[Opening GIVEN DATA section]
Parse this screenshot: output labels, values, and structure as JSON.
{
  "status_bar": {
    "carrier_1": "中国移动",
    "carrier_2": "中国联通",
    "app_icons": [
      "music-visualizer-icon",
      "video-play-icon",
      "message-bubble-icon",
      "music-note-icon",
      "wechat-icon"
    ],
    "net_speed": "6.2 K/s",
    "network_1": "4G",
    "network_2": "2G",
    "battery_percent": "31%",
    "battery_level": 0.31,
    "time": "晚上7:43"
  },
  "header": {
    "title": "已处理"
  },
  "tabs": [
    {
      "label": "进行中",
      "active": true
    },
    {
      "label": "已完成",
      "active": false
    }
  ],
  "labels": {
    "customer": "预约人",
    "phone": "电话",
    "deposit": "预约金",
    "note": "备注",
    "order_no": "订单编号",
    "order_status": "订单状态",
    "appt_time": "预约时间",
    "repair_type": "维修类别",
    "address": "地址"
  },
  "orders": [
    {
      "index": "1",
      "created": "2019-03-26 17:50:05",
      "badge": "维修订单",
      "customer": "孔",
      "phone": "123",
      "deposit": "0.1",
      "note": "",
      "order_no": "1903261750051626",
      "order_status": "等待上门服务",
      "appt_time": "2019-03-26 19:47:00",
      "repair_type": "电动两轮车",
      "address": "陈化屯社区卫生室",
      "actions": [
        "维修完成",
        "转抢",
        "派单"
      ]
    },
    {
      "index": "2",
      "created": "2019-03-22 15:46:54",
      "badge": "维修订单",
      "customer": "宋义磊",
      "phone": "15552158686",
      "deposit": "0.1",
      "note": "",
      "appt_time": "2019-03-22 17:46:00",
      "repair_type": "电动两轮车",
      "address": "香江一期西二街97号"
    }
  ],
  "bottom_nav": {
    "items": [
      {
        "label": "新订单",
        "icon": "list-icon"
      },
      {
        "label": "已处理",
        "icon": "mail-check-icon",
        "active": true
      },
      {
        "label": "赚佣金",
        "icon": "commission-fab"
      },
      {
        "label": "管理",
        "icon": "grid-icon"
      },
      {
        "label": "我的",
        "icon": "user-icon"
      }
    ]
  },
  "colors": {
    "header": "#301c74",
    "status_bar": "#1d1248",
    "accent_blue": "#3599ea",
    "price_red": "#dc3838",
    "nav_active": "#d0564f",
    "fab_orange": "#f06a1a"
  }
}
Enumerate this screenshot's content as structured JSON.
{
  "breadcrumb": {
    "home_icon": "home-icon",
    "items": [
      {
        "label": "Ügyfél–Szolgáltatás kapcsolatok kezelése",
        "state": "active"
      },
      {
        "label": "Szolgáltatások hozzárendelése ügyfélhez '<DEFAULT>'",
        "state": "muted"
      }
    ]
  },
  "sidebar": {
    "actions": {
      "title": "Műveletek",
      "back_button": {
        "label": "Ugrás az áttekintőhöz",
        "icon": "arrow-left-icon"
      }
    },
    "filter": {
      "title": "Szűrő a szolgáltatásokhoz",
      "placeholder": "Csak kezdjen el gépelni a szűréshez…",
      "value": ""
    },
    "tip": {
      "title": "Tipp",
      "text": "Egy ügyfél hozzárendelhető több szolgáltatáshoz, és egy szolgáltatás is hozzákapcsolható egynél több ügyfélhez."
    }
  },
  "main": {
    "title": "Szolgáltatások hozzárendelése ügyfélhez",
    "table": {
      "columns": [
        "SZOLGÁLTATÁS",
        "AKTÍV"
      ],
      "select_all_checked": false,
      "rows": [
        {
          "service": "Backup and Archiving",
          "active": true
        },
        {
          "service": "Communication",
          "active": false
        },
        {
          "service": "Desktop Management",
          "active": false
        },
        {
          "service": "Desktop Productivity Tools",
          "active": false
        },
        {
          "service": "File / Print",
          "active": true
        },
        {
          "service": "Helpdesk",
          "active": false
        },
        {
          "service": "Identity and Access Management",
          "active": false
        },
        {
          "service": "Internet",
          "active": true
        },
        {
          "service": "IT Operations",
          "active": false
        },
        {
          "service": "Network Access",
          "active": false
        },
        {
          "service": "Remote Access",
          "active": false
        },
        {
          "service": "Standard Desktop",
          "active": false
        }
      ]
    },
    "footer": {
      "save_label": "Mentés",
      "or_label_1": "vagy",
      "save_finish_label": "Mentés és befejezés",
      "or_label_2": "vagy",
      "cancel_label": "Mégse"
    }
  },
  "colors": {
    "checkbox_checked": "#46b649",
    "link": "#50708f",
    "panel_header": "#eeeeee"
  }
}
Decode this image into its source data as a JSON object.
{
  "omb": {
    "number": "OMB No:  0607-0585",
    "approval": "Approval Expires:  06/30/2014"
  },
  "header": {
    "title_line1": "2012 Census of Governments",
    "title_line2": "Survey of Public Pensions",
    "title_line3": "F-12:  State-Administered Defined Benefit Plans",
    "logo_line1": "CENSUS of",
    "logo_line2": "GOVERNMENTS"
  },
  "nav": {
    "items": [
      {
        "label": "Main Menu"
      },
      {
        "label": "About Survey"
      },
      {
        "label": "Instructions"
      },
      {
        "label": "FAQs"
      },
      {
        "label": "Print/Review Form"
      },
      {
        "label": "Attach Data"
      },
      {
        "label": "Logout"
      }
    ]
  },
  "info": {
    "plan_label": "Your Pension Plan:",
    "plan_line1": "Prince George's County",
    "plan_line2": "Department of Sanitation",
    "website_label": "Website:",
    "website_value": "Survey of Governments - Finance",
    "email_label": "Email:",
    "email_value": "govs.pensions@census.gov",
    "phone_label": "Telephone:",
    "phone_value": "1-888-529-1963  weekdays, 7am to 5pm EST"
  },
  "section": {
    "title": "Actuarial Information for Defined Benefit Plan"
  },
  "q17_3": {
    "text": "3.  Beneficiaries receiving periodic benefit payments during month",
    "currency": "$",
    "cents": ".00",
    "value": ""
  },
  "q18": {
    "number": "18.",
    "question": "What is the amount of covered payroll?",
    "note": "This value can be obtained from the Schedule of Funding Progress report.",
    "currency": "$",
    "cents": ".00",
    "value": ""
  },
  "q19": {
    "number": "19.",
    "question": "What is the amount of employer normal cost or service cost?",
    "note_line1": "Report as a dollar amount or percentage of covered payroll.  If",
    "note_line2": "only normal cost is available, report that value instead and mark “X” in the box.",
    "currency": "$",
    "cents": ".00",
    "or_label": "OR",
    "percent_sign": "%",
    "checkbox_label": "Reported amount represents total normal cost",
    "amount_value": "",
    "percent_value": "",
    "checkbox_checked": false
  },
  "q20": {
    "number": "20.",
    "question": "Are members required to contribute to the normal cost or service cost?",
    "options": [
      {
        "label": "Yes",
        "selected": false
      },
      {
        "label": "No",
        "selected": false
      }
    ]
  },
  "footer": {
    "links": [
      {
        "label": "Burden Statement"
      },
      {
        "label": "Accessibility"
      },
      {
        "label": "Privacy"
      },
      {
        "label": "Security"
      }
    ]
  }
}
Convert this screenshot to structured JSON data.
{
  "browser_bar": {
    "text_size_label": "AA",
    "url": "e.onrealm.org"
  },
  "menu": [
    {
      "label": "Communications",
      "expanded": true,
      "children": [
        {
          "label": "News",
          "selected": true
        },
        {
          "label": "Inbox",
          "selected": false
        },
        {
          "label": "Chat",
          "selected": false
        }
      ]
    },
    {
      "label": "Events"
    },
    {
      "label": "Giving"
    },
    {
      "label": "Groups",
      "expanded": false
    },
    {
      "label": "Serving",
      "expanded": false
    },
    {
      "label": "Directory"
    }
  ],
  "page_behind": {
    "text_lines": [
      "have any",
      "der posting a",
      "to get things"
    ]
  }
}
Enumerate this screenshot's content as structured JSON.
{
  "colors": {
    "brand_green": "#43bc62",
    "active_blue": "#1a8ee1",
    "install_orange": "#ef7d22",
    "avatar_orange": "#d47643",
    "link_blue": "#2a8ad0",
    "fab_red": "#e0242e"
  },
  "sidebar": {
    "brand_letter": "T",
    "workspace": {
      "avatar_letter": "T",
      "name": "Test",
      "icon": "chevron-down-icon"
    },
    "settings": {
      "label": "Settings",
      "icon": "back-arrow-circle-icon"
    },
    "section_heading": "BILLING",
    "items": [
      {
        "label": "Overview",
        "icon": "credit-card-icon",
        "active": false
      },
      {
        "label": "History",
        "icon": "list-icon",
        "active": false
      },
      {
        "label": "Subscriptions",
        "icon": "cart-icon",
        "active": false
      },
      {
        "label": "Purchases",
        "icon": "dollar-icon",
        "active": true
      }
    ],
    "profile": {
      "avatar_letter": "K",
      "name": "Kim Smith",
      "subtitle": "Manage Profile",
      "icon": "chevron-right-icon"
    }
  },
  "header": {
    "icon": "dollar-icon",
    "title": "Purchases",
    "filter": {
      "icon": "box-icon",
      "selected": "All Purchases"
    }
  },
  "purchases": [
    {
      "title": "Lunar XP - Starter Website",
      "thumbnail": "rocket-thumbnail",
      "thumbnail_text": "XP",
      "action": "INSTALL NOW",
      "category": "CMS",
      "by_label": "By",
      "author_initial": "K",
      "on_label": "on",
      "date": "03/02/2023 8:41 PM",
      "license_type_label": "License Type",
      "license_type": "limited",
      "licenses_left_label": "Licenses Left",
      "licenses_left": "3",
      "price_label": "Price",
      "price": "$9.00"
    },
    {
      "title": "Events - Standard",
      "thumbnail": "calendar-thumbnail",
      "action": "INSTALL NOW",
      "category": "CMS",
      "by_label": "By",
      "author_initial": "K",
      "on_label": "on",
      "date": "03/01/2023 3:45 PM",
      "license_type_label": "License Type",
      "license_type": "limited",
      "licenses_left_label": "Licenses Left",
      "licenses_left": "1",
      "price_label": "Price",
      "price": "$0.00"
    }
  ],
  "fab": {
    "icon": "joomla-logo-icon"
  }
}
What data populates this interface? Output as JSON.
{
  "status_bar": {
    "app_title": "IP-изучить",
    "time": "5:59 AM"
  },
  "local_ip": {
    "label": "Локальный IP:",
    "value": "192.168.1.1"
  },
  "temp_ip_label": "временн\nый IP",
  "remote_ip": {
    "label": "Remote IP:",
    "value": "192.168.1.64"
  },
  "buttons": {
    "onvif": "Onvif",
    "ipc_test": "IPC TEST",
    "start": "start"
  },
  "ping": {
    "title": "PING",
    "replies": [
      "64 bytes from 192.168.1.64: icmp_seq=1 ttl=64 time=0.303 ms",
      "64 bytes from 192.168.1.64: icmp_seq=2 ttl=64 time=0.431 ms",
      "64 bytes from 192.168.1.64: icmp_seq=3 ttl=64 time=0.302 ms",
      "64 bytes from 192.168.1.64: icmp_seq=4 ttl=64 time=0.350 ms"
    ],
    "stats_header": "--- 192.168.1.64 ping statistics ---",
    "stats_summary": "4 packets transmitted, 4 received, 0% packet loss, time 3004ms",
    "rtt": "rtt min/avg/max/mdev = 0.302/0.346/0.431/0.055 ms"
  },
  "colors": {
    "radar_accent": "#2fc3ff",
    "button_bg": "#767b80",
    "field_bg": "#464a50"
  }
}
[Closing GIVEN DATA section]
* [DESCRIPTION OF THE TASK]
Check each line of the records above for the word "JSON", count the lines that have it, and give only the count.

* [ANSWER AREA]
6